_Task_
Across the records below, how many lines contain the string "text"? Give the number by itself.

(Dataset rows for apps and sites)
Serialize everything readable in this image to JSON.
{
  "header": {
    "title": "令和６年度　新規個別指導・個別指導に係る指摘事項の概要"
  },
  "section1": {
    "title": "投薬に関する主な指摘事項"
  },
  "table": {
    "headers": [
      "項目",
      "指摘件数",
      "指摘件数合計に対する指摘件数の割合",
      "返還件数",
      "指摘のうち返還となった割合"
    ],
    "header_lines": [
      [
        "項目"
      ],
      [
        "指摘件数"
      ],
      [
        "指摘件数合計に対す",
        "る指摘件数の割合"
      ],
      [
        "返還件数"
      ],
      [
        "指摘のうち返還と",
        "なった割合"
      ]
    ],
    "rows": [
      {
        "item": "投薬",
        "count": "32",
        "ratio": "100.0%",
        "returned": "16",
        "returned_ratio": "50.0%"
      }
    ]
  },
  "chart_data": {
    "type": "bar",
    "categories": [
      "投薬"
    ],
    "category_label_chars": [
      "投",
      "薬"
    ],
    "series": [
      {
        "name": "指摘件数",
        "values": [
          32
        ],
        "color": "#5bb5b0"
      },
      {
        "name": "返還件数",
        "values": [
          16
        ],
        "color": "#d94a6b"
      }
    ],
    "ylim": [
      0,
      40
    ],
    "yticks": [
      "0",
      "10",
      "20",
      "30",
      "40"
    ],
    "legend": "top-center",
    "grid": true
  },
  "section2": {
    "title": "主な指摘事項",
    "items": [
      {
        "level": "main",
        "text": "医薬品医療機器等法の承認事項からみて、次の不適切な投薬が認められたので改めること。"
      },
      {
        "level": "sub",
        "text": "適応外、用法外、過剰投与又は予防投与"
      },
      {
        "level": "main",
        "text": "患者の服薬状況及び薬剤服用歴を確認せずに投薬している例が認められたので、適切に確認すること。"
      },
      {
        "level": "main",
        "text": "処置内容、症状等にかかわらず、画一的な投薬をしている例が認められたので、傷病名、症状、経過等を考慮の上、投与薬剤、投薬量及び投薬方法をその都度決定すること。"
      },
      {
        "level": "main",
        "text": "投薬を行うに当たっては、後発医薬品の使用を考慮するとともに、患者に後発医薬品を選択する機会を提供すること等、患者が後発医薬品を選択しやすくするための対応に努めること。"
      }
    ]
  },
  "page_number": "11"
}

_Task output_
5